Your task ::
The number of lines in the records that include "Technology" is all you should give.

Component data from apps and pages ::
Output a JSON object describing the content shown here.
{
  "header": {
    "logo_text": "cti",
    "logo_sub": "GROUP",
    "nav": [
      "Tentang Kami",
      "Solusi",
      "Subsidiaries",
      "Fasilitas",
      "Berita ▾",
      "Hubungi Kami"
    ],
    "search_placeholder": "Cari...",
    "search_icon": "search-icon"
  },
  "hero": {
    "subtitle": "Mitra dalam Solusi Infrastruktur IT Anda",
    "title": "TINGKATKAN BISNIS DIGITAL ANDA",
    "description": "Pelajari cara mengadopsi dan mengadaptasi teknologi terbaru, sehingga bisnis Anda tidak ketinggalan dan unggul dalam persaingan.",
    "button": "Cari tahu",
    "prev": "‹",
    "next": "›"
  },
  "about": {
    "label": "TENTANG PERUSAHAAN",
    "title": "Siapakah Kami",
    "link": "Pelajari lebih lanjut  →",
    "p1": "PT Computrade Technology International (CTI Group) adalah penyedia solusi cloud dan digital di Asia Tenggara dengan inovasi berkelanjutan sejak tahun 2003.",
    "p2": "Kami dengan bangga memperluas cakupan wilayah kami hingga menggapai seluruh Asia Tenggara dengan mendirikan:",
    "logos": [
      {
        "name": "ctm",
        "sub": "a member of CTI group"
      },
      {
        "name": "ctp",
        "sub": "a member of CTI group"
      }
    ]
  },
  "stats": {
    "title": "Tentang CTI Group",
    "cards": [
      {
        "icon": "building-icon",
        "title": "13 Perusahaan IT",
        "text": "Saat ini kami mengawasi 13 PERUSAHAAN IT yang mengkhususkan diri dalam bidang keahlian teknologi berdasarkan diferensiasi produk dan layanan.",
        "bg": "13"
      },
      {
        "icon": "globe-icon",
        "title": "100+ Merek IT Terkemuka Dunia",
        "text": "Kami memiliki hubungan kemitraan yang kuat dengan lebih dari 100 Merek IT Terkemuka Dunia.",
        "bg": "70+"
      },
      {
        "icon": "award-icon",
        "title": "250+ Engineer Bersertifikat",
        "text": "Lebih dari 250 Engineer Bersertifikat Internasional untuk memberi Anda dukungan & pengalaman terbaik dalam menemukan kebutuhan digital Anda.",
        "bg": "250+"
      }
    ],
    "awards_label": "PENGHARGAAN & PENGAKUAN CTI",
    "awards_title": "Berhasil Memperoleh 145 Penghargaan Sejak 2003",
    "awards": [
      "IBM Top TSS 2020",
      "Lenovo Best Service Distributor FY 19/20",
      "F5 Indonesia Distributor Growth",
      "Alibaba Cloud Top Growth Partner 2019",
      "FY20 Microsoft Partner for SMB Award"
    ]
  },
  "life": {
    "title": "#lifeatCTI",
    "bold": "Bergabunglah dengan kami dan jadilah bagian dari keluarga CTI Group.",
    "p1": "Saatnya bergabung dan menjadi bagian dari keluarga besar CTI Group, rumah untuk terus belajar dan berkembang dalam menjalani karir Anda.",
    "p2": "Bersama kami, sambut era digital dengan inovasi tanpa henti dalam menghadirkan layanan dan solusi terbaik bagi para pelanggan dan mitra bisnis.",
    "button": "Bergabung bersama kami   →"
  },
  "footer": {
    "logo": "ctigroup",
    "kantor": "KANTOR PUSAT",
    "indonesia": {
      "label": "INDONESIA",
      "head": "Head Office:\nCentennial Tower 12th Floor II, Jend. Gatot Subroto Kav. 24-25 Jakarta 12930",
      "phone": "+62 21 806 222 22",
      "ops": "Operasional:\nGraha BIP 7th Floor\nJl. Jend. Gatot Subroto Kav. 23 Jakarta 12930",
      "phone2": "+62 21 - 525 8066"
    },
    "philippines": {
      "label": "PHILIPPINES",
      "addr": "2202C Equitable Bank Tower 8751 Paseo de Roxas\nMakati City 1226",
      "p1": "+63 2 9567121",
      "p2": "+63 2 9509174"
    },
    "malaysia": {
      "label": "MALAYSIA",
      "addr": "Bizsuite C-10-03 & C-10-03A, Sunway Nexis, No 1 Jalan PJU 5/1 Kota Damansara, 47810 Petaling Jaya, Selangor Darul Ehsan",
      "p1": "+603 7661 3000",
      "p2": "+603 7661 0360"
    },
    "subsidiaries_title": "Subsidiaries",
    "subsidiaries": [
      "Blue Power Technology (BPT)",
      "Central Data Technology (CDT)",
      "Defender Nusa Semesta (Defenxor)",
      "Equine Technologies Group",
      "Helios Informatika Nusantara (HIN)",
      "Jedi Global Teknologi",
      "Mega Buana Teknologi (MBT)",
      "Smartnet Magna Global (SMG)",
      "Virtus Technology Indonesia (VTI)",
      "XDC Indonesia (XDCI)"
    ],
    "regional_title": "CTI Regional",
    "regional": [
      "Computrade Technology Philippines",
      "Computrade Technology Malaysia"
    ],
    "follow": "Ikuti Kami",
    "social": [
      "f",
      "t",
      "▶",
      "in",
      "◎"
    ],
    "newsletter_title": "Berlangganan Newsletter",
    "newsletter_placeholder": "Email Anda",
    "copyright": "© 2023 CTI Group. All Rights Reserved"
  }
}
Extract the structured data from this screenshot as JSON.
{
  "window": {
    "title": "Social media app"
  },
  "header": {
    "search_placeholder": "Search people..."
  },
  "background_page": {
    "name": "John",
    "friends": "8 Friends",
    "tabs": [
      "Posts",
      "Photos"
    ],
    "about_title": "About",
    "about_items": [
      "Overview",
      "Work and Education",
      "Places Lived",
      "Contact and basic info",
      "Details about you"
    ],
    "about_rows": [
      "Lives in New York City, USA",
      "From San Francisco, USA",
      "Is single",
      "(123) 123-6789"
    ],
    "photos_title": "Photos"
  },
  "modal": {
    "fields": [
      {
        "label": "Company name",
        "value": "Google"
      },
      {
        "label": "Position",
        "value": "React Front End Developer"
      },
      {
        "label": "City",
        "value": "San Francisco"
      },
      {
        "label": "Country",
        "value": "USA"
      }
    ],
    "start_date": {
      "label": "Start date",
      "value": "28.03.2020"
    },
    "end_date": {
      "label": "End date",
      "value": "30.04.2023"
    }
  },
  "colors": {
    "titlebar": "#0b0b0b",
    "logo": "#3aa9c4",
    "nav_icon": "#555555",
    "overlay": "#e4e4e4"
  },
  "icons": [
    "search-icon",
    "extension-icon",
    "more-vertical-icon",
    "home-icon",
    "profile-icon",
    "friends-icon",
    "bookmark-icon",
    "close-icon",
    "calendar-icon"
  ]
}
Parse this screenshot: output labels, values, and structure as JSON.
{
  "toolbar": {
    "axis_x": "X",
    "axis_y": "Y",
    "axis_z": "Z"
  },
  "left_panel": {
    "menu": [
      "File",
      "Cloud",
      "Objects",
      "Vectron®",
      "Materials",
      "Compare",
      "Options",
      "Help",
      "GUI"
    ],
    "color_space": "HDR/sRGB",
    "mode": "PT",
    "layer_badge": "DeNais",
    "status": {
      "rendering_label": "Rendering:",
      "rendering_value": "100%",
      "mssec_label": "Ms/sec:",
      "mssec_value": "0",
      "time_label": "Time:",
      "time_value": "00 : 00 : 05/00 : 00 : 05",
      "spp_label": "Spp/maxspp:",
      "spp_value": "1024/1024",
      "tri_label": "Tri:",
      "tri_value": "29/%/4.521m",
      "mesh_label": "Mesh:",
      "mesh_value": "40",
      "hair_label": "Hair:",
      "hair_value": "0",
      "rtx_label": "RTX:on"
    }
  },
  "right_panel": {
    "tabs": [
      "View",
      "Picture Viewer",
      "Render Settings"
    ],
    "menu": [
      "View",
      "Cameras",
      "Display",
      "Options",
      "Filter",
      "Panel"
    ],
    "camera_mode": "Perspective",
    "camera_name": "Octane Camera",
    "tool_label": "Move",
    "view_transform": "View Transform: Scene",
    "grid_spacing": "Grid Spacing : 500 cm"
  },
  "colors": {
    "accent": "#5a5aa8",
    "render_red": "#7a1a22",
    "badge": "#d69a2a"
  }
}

Final answer ::
6